Another crucial part of Libarna’s story that is sometimes overlooked when archaeological sites are considered, is its place in the modern world. The site continues to garner intense interest among many of the local residents, who see it not only as a relic of the Roman past, but as integral to their long history in the region. Melania Cazzulo, the field director of LULP and a lifelong resident of nearby Arquata Scrivia, remarks, ‘The city of Libarna is extremely important for the sheer amount and variety of archaeological information it can still provide us with. In fact, if you analyse it from different angles, you realise that the site is so much more than purely a place to inform views of the ancient world. One of the possible aspects the site can shed light on is, for instance, the history of archaeology. Libarna can also provide us with information on purely local life. The image we now have of the site has not only been shaped by the Roman age, but by countless subsequent events through which it is possible to reconnect with the site’s general history. Libarna is like a mosaic, like the logo that represents it: you can analyse the single image, the overall design, appreciate its beauty or technique, walk through it or look at it from afar – in each way trying to understand its message.’
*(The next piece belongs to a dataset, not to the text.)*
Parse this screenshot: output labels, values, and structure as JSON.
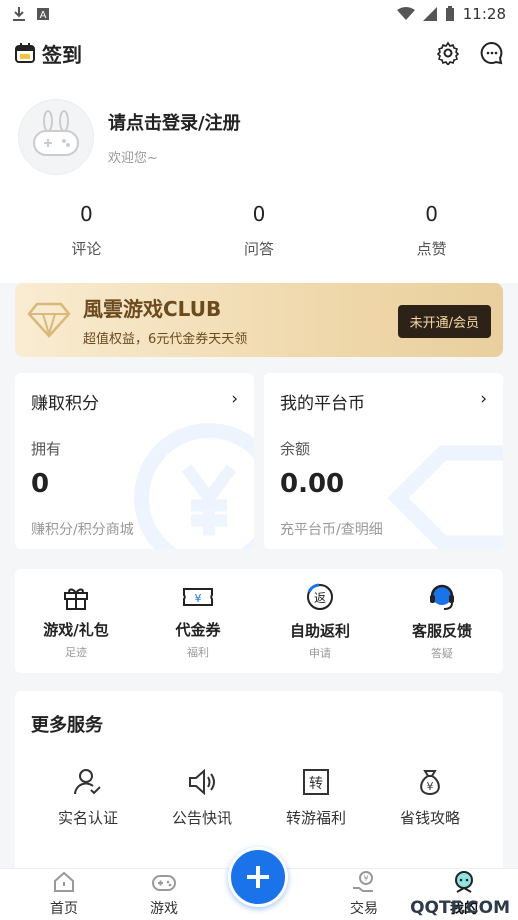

Libarna even has a non-profit organisation, Libarna Arteventi, which is dedicated to promoting the city and offering education about it. Libarna Arteventi works closely with the SABAP-AL to offer visitor information and tours, and to hold formal events, including plays at the theatre and samples of food made by local bakers and based on ancient Roman recipes. ‘Libarna is not only an archaeological site and historical relic,’ say Antonio Santopietro and Iudica Dameri, who lead the Associazione Libarna Arteventi, ‘but a “living” place representing culture and a place for gatherings. For Libarna Arteventi, the Roman city represents a “place of the soul”. The Association recounts the timeless journey between history, archaeology, art, food, and wine that begins with Libarna and goes onwards to explore the towns where Piedmont meets Liguria, such as Gavi, Arquata Scrivia, Voltaggio, and Novi Ligure.’
A ‘place of the soul’ is a romantic notion for archaeology, which is often considered a science. But it speaks to the attraction people living in the vicinity feel towards the site. Attesting to the adoration of Libarna by the people of Piedmont, Dr Venturino has set up a website that provides information about the history of Libarna, as well as amazing 3D reconstructions of the city. It is rare for a lesser-known site like Libarna to have such a resource.
All told, then, Libarna is an important site in the modern region, as well as for the study of Roman archaeology and more generally the archaeology of colonialism. It has potential to help us understand the impact of colonialism and imperialism on indigenous peoples and their culture. It can likewise help us recognise any impact of indigenous cultures on their colonisers. The LULP excavations will deploy the improved techniques and technology that have developed since the days of Finocchi. Her work has provided LULP with the ideal foundations for our research, as we continue to capitalise on Libarna’s potential.
FURTHER INFORMATION For more information about the work of the Libarna Urban Landscapes Project check out the project website at www.LibarnaArchProject.org and follow the project on Instagram and Twitter @LibarnaULP. To learn more about the Associazione Libarna Arteventi and its activities, visit http://scoprilibarna.it/. To see the 3D reconstructions of the city, go to http://www.libarna.al.it/en/.